How Georgia Tech and West Virginia Met in the 1954 Sugar Bowl

The NCAA Extra Events Committee voted unanimously, January 9, 1953, to continue postseason bowl games that it sanctioned (the recommendation of the 10 presidents of the American Council on Education committee having fallen on deaf ears). 

Maryland's acceptance to play in the 1952 Sugar Bowl and Clemson's participation in the Gator Bowl had dramatic results in the spring of 1953.  Maryland and Clemson, along with North Carolina, North Carolina State, Wake Forest, Virginia, and South Carolina, broke from the Southern Conference and formed a new league, the Atlantic Coast Conference.
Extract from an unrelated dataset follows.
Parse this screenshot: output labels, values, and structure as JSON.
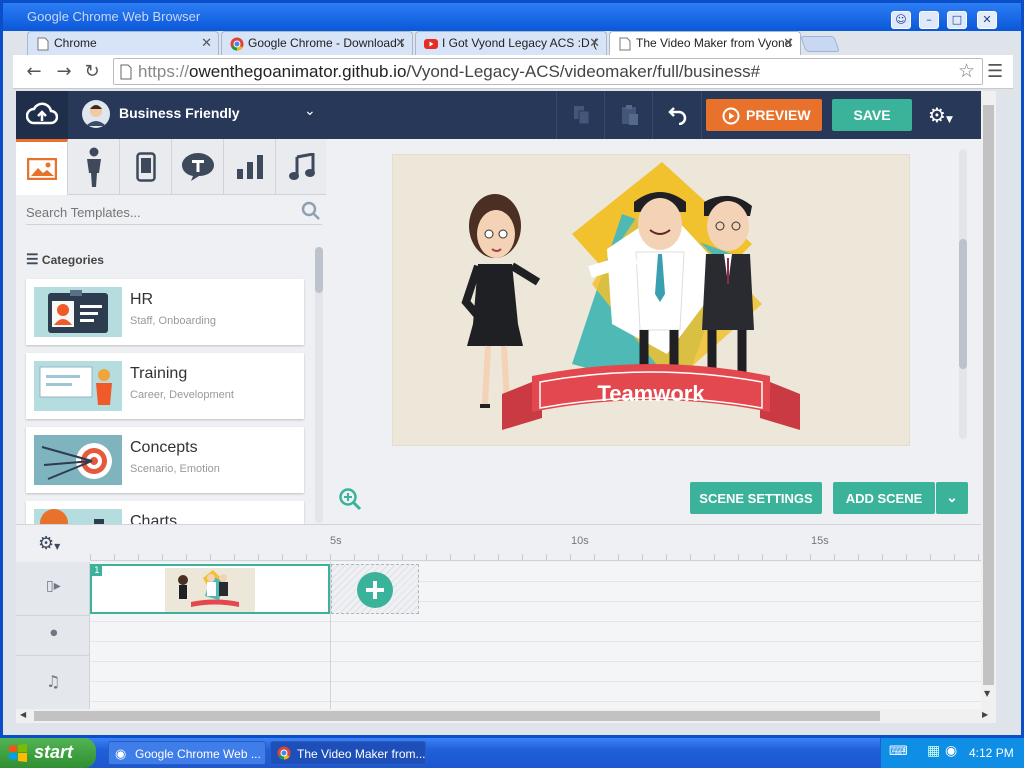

The ACC first approached the Sugar Bowl on the feasibility of a tie-up.  The Sugar Bowl would not commit to a tie-up, but assured the ACC if it produced a good team they would receive an invitation.  The fledging conference wanted more, and secured an Orange Bowl tie-up several months later.  Miami also tied up the Big Seven, which rescinded its bowl ban.  This meant that five of the eight berths in the major bowls were filled automatically.  It also meant that the choice of quality football teams for New Orleans had diminished greatly, considering that most of the conference-bowl agreements allowed only the designated representative (not necessarily the champion) to participate.

General Manager Fred Digby wrote that the Sugar Bowl and the Southeastern Conference unsuccessfully discussed a tie-up on several occasions.  The Sugar Bowlers were reluctant to tie up because they had been successful without such an agreement.

In 1954, the Sugar Bowl openly wooed unbeaten West Virginia and the Southern Conference.  The conference's executive committee was empowered to lift its bowl ban for one year, but only if a member received a bid.

Several attractive Southwest teams were available, including Texas, Baylor, and high-scoring, colorful Texas Tech.  With the SEC championship up for grabs, Alabama, Georgia Tech, Auburn, and Ole Miss all looked promising.  At breakfast in Birmingham the morning of the Tech-Alabama game, Irvin Poche, the president of the Sugar Bowl committee, extended an invitation to Engineer Coach Bobby Dodd.  With three games remaining and not wishing to put a bowl in a difficult position, Dodd declined, saying he was uncertain about the outcomes of the ‘Bama and Duke games.  He did promise to contact the Sugar Bowl before accepting another bid.

Alabama defeated Tech, but the colorful Yellow Jackets were still a prime contender.  The Cotton Bowl put out a feeler and the ‘Jackets voted to go to Dallas; however, this was with the stipulation that if they were invited to the Sugar Bowl, the team could vote again.  Poche told the press November 24 that the Sugar Bowl would wait until that weekend's games were completed before making its selection.  Then Dodd called saying he had a Cotton Bowl invitation.  An emergency meeting was hurriedly called.  Tech players revoted for the Sugar, and Georgia Tech was extended an invitation.

West Virginia's stock had slipped considerably with a 12-7 squeaker against VPI and a 14-20 loss to South Carolina, but the Sugar Bowl chose them to play Georgia Tech.  Many thought this was a mismatch, one made because Dodd was allowed to handpick his opponent and the Sugar Bowl didn't want to disappoint the Southern Conference it had been playing to most of the season.

Clark Nealon, sports editor of the Houston Post, blistered the Sugar saying it buttered Texas and Baylor "on a contingency basis, then forgot it all and made its mind (up) in one session.  The question is: Did Bobby Dodd operate with the "ax" of having the Cotton Bowl bid in his pocket when he started negotiations with the Sugar Bowl?  And did he close with the Sugar Bowl with the understanding he would play West Virginia?...From what we have cause to believe Dodd dealt within a finger snap of final closing with the Cotton Bowl, then, when news leaked out in the Southeastern area and the Sugar Bowl beckoned, closed with the Sugar Bowl with the understanding he name his own opponent."

Everyone connected agreed the story was too ridiculous to comment on and most of the New Orleans press sugarcoated the situation.

Fred Digby's protégé, Hap Claudi, refused to drop the matter and unrelentingly mocked the selection, referring to the game as the "Lemon Bowl."  The situation caused a breach between Digby and Glaudi, who tried to explain to his old mentor, "I only did what you would have done.  You taught me too well."

Georgia Tech, fifth ranked and weighing an average of 12 pounds less than the ponderous 10th-ranked Mountaineers, was made a 12 ½ point favorite.

Recap excerpted from the book "Sugar Bowl Classic: A History" by Marty Mulé, who covered the game and the organization for decades for the New Orleans Times-Picayune.